**EXERCISE BRIEF**
Search the records for the string "Toplam", and show each line where it appears.

Data entries:
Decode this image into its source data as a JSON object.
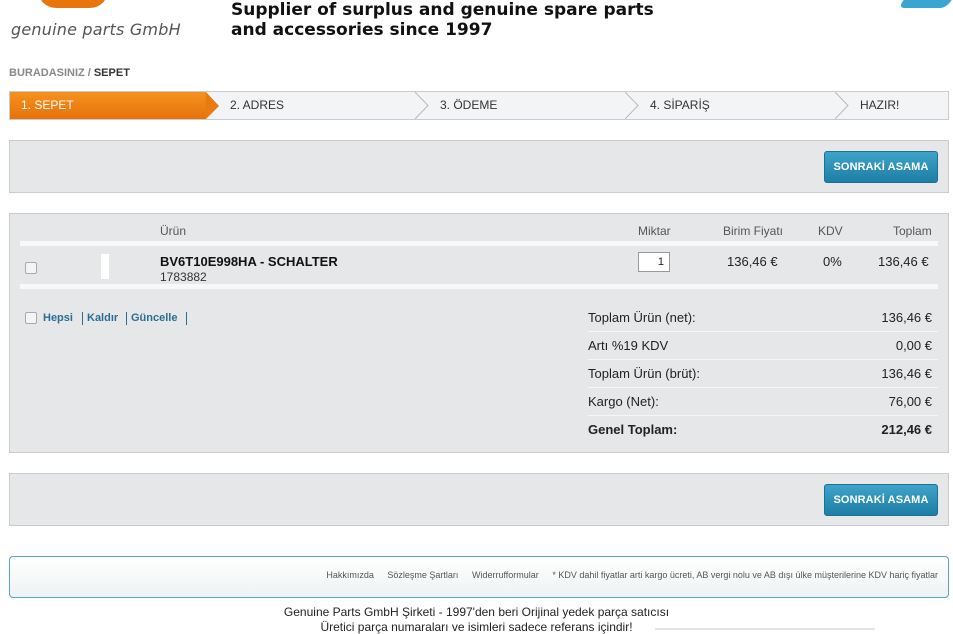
{
  "header": {
    "logo_text": "genuine parts GmbH",
    "tagline_line1": "Supplier of surplus and genuine spare parts",
    "tagline_line2": "and accessories since 1997"
  },
  "breadcrumb": {
    "first": "BURADASINIZ",
    "separator": "/",
    "current": "SEPET"
  },
  "steps": [
    {
      "label": "1. SEPET",
      "active": true
    },
    {
      "label": "2. ADRES",
      "active": false
    },
    {
      "label": "3. ÖDEME",
      "active": false
    },
    {
      "label": "4. SİPARİŞ",
      "active": false
    },
    {
      "label": "HAZIR!",
      "active": false
    }
  ],
  "next_button_label": "SONRAKİ ASAMA",
  "cart": {
    "columns": {
      "product": "Ürün",
      "quantity": "Miktar",
      "unit_price": "Birim Fiyatı",
      "vat": "KDV",
      "total": "Toplam"
    },
    "items": [
      {
        "name": "BV6T10E998HA - SCHALTER",
        "code": "1783882",
        "quantity": "1",
        "unit_price": "136,46 €",
        "vat": "0%",
        "total": "136,46 €"
      }
    ],
    "actions": {
      "all": "Hepsi",
      "remove": "Kaldır",
      "update": "Güncelle"
    },
    "summary": [
      {
        "label": "Toplam Ürün (net):",
        "value": "136,46 €"
      },
      {
        "label": "Artı %19 KDV",
        "value": "0,00 €"
      },
      {
        "label": "Toplam Ürün (brüt):",
        "value": "136,46 €"
      },
      {
        "label": "Kargo (Net):",
        "value": "76,00 €"
      },
      {
        "label": "Genel Toplam:",
        "value": "212,46 €"
      }
    ]
  },
  "footer": {
    "links": [
      "Hakkımızda",
      "Sözleşme Şartları",
      "Widerrufformular"
    ],
    "note": "* KDV dahil fiyatlar arti kargo ücreti, AB vergi nolu ve AB dışı ülke müşterilerine KDV hariç fiyatlar",
    "company_line": "Genuine Parts GmbH Şirketi - 1997'den beri Orijinal yedek parça satıcısı",
    "disclaimer": "Üretici parça numaraları ve isimleri sadece referans içindir!"
  },
  "colors": {
    "accent_orange": "#e8740c",
    "button_blue": "#2a8bb5",
    "link_blue": "#2a6f93"
  }
}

**TASK SOLUTION**
      "total": "Toplam"
        "label": "Toplam Ürün (net):",
        "label": "Toplam Ürün (brüt):",
        "label": "Genel Toplam:",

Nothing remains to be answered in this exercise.